So let us fight together with Israel, with our Zionist brothers against all anti-Zionists….
— Manifesto of Anders Behring Breivik
War-making storylines tend to lose their steam. Sustained warfare requires more than just a plausible Evil Doer. A credible narrative is also essential. To remind us who to hate, who better than a murderous Nordic Muslim-hater?
Far-fetched? How many Americans had heard of the Taliban before March 2001 when destruction of the ancient Buddhas at Bamiyan was reported worldwide as a ‘Cultural Holocaust’? Voila! An Evil Doer brand emerged and was soon repackaged as Islamo-fascism.
Six months later, an attack on U.S. soil left little doubt that outraged Americans would be provoked to war. Combine an emotionally wrenching mass murder with manipulated intelligence and an invasion was assured—of Iraq. That miscue required sophisticated pre-staging.
Residents of Washington, DC well recall the sniper attacks that left ten dead during the October 2002 lead-up to a Senate vote on a war resolution sponsored by Jewish Zionist Senator Joe Lieberman. Those well-timed murders ensured a heightened sense of insecurity and helped ratchet up the requisite hatred—to invade a nation that played no role in 911.
Remember the Times Square Terrorist? A car belonging to a Muslim was found with two WalMart propane tanks, an alarm clock, a box of fireworks and some fertilizer. When? In May 2010 during the lead-up to a UN vote on a nuclear-free Middle East—opposed by Israel.
To sustain hate requires a sustained stream of plausible reasons to hate. Plus careful maintenance of a ‘generally accepted truth’ that keeps attention focused on a credible threat.
Preparing the Minds
Islamo-phobia was a fresh threat when it first appeared in a 1993 article in Foreign Affairs.
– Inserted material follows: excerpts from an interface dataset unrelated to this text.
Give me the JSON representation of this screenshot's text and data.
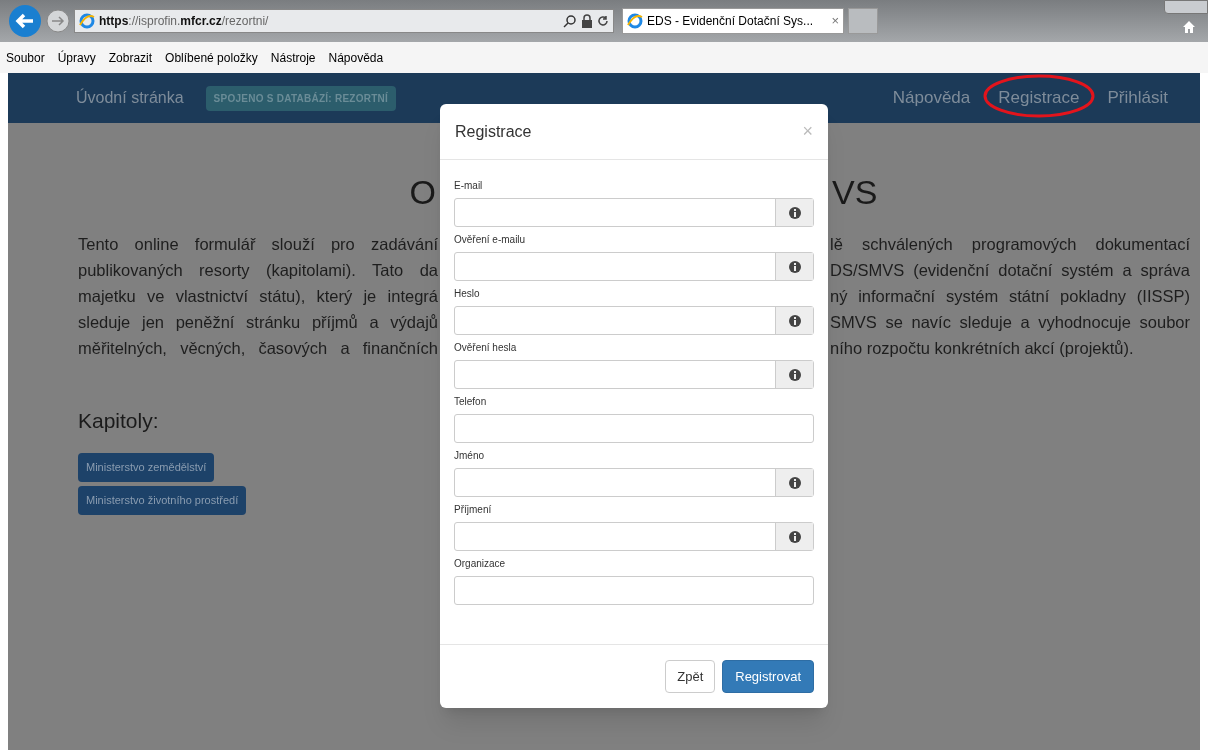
{
  "browser": {
    "url": "**https**://isprofin.**mfcr.cz**/rezortni/",
    "tab": {
      "title": "EDS - Evidenční Dotační Sys...",
      "close": "×"
    }
  },
  "menu_bar": [
    "Soubor",
    "Úpravy",
    "Zobrazit",
    "Oblíbené položky",
    "Nástroje",
    "Nápověda"
  ],
  "navbar": {
    "home": "Úvodní stránka",
    "badge": "SPOJENO S DATABÁZÍ: REZORTNÍ",
    "links": [
      {
        "label": "Nápověda",
        "circled": false
      },
      {
        "label": "Registrace",
        "circled": true
      },
      {
        "label": "Přihlásit",
        "circled": false
      }
    ]
  },
  "page": {
    "heading_left": "O",
    "heading_right": "VS",
    "paragraph_lines": [
      {
        "left": "Tento online formulář slouží pro zadávání",
        "right": "lě schválených programových dokumentací"
      },
      {
        "left": "publikovaných resorty (kapitolami). Tato da",
        "right": "DS/SMVS (evidenční dotační systém a správa"
      },
      {
        "left": "majetku ve vlastnictví státu), který je integrá",
        "right": "ný informační systém státní pokladny (IISSP)"
      },
      {
        "left": "sleduje jen peněžní stránku příjmů a výdajů",
        "right": "SMVS se navíc sleduje a vyhodnocuje soubor"
      },
      {
        "left": "měřitelných, věcných, časových a finančních",
        "right": "ního rozpočtu konkrétních akcí (projektů)."
      }
    ],
    "chapters_title": "Kapitoly:",
    "chapters": [
      "Ministerstvo zemědělství",
      "Ministerstvo životního prostředí"
    ]
  },
  "modal": {
    "title": "Registrace",
    "close": "×",
    "fields": [
      {
        "label": "E-mail",
        "info": true
      },
      {
        "label": "Ověření e-mailu",
        "info": true
      },
      {
        "label": "Heslo",
        "info": true
      },
      {
        "label": "Ověření hesla",
        "info": true
      },
      {
        "label": "Telefon",
        "info": false
      },
      {
        "label": "Jméno",
        "info": true
      },
      {
        "label": "Příjmení",
        "info": true
      },
      {
        "label": "Organizace",
        "info": false
      }
    ],
    "buttons": [
      {
        "label": "Zpět",
        "kind": "default"
      },
      {
        "label": "Registrovat",
        "kind": "primary"
      }
    ]
  }
}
Yet it dates from 1990 when Princeton Islamic scholar Bernard Lewis, an avid Zionist, touted “The Roots of Muslim Rage.” By 1996, Harvard Professor Samuel Huntington was ready to publish The Clash of Civilizations and the Remaking of World Order.
With more than 100 nongovernmental organizations promoting The Clash, Americans experienced a seamless segue from an old narrative to a new. Without missing a beat in Pentagon spending, we ended a global Cold War and, by consensus, began a global War on Terrorism.
Huntington argued that cultural and religious identities would emerge as the primary source of conflict. To gain traction, The Clash consensus required a series of events that could be plausibly blamed on Muslim Evil Doers. That was 15 years ago—a long time to sustain a storyline.
With Osama bin Laden dead and war-weary Americans nearing the tenth anniversary of 911, The Narrative was losing its punch. Plus the storytellers face a transparency problem: Intelligence agencies worldwide have identified pro-Israelis as the common source of the manipulated intelligence that induced the invasion of Iraq.
What’s a Zionist to do? Answer: look to past successes.
Timing is Everything
Ten days prior to 911, Tel Aviv announced a $1 million grant to Israeli super-spy Jonathan Pollard. Why then? The timing suggests Tel Aviv was signaling its operatives and sayanim (Hebrew for volunteers).
The Norwegian shooter is akin to the narrative-advancing snipers who emerged in the lead-up to the Senate vote authorizing the U.S. military to invade Iraq. In the lead-up to next month’s UN vote on statehood for Palestine, the carnage in Norway freshened up a stale storyline.
This latest mass murder was committed on the 65thanniversary of the bombing of the King David Hotel in Tel Aviv. That mass murder was an operation of the Irgun, Zionist-terrorist predecessors to the Likud Party of today’s Benjamin Netanyahu.
The same night that Israel launched its Six-Day War in June 1967, Irgun operative Mathilde Krim was continuing her torrid affair with President Lyndon Johnson—in the White House. Why then? Because that land grab ensured the roots of the Muslim rage required to shape future events.
Why would a Norwegian Zionist target Norwegians? For the same reason that Irgun Zionist Menachem Begin murdered Jews in the King David Hotel: to advance a narrative.
In September 2000, Likud Prime Minister Ariel Sharon led a provocative march to Jerusalem’s Temple Mount. When, after a year of calm, suicide bombings recommenced, Sharon and Netanyahu warned that only when Americans “feel our pain” would we appreciate their plight. To feel Israel’s pain, they said, would require that America lose 4,500 to 5,000 to terrorism, the initial estimate of those lives lost to a mass murder one year later.
The well-timed operation in Norway turned to mass murder as a means to remake the world order in plain sight. Those complicit specialize in maintaining a storyline that dates from when the medieval Crusades pit Christians against Muslims.
Absent the success of such deceit, we may forget whom to hate.